48 hours after Sydney financial planner John Edwards murdered
his two teenage children in their home, and less than a week after
the body of missing Queensland teenager Larissa Beilby was found
in a barrel in the back of an abandoned ute. A 34-year-old man
was accused of her murder, and ‘misconduct’ with her corpse.
All this within four weeks of the slaying of 28-year-old Chinese
woman and Australian resident Qi Yu in Sydney, and Eurydice
Dixon’s murder in Melbourne.) The day after writing the above,
a 48-year-old mother and her two children—an eight-year-old
boy and a fifteen-year-old girl—were murdered in their home in
Perth. That made eight Australians killed in their homes in eleven
days, four of them children.

p. 14
And yet we have Mark Latham, once an intellectual light in
the Australian Labor Party and strong contender for the prime
ministership (yes, I know that’s hard to believe) issuing Twitter
tirades at female journalists like Jane Gilmore because she had the
temerity to suggest after Eurydice Dixon’s death that all men, not
some men, should look at the problems swirling through masculine
culture and assume some measure of personal responsibility for
addressing it. (Gilmore tweeted her suggestion after Eurydice’s
memorial site was desecrated with a painting of a 25-metre penis.)
Mark Latham had previously descended into the squalid lowlands
of human unkindness in 2016 by leading—along with his ‘hate
buddy’ radio broadcaster Alan Jones—a vicious campaign against
Rosie Batty, whose son Luke had been killed by his father two
years earlier at cricket practice.
Latham has aimed his poisoned arrows at many prominent
women, as has Alan Jones, who sunk below his own low-lying
Plimsoll line in 2012 when he suggested that Julia Gillard,
Australia’s first woman prime minister, be placed in a ‘chaff bag’
and taken out to sea. He later declared that Gillard’s beloved father
had died of shame because she was a ‘liar’.
These attitudes are everywhere, and in places you might never
expect. During the course of researching my original article, I
was horrified to learn that in Byron Bay, where my former wife
and I raised our two daughters during the early noughties, the

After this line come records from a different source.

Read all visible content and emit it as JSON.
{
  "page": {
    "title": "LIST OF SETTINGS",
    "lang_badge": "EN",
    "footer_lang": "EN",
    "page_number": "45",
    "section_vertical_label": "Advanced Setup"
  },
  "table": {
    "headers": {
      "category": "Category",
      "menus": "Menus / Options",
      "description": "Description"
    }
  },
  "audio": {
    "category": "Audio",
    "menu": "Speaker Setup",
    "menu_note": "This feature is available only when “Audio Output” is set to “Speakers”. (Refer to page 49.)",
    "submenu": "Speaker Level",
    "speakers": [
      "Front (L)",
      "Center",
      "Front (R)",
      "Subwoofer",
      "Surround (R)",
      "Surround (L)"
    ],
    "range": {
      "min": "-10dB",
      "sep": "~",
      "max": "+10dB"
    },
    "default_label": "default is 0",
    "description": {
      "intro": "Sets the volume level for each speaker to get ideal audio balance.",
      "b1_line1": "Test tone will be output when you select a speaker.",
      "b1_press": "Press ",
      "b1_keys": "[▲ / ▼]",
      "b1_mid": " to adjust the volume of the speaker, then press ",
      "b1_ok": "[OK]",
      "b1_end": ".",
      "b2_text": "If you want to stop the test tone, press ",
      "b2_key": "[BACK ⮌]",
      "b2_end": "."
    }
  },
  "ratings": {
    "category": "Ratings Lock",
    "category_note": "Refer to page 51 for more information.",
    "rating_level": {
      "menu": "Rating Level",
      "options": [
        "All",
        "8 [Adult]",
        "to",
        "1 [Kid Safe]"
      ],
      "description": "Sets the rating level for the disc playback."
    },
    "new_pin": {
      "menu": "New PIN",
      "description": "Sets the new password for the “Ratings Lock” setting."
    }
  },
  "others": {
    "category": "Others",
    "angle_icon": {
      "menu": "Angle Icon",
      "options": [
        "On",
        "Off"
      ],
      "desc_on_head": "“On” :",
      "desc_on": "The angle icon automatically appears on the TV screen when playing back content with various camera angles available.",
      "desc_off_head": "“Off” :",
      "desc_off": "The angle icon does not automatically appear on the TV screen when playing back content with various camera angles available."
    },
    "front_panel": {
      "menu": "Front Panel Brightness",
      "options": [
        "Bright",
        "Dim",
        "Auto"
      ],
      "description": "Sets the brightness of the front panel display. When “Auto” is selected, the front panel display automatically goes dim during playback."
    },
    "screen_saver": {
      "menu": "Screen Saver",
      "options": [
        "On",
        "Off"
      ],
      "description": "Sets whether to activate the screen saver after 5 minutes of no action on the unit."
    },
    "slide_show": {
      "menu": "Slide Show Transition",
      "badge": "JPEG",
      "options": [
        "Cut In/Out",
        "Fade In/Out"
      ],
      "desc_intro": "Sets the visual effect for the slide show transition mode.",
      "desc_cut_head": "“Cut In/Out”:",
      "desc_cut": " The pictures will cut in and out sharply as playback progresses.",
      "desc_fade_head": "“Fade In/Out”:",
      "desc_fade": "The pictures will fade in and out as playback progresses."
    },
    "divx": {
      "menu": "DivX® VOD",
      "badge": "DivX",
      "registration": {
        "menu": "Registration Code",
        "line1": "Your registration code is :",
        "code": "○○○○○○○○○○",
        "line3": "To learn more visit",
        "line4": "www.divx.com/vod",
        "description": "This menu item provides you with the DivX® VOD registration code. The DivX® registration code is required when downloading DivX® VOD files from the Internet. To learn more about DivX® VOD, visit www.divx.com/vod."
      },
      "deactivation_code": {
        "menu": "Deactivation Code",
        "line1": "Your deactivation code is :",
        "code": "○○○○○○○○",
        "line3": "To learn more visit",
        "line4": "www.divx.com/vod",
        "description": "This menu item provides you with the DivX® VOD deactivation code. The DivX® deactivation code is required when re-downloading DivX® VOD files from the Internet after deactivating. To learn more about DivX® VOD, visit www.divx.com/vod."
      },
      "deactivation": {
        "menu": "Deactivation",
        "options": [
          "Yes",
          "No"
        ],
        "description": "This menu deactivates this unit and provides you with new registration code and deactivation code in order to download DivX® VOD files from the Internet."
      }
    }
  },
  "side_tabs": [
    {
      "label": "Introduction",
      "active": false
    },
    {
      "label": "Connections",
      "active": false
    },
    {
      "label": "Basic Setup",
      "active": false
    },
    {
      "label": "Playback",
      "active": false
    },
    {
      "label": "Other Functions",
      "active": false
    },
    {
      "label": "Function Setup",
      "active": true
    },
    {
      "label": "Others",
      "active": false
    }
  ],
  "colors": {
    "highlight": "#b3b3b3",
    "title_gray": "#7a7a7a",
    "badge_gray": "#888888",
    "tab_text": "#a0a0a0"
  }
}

rape and abuse of teenage girls was purportedly not uncommon.
Verbal and physical assault—young men urinating on girls, calling

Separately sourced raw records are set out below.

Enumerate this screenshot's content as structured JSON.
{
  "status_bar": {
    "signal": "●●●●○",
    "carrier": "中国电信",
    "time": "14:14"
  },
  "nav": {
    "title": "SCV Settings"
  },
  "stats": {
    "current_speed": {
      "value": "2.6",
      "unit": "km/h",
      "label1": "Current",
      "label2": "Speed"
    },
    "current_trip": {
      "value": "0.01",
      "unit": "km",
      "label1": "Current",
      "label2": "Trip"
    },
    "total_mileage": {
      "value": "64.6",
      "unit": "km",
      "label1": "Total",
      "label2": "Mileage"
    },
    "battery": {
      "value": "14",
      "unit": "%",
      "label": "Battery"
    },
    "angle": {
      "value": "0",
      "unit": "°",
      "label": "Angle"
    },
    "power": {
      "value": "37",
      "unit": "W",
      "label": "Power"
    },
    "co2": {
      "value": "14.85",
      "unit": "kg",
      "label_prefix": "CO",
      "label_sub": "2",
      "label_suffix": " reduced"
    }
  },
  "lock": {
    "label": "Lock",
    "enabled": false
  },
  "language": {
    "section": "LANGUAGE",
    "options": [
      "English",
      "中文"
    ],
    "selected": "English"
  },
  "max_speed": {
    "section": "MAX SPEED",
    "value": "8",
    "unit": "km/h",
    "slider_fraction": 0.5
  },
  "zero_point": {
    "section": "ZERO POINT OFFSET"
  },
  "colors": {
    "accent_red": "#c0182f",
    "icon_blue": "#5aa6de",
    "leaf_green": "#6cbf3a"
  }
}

them ‘whores’, ‘fat cunts’, ‘bitches’ and ‘sluts’—was also prevalent.
‘I don’t think what happens [there] is unique,’ Ivy D’Orsogna,
who grew up in the same town and is making a web series on
the subject, told me. ‘There is definitely a feeling of xenophobia
among a lot of the young guys—this is our town—and this sense

p. 15
of entitlement extends to the bodies of young women. There were
prosecuted cases, but there were so many things that happened
where boys were never charged or held accountable.’
Now Sydney-based, the 25-year-old recounted to me that, in
one incident, an underage girl was put ‘on the spit’ by five teenage
boys and penetrated with penises and other objects while they
filmed it on their iPhones.
‘Many [teenage] girls I know who grew up there experienced
sexual assault in one form or another,’ she said. ‘For a while guys
were also pissing on girls, or pissing in cups and throwing them
on girls. They were just like dogs pissing on their territory. “You’re
ours and we can do what we like with you.”’
Anyone who has studied the history of anti-Semitism knows that
the virus was transmitted early, with some of the most destructive
ideas about Jews built into the sacred Christian texts. That’s how
the Jewish people were turned into historical scapegoats—because
humanity was already contaminated by prejudice. So, too, with
women. We might never have read St Augustine, or heard of St
John Chrysostom, or studied Aristotle, but their ideas have lived
on, miring men in such harmful thinking about women as to
enable them to behave as the very ‘beasts’ and ‘wild animals’
they’ve accused women of being.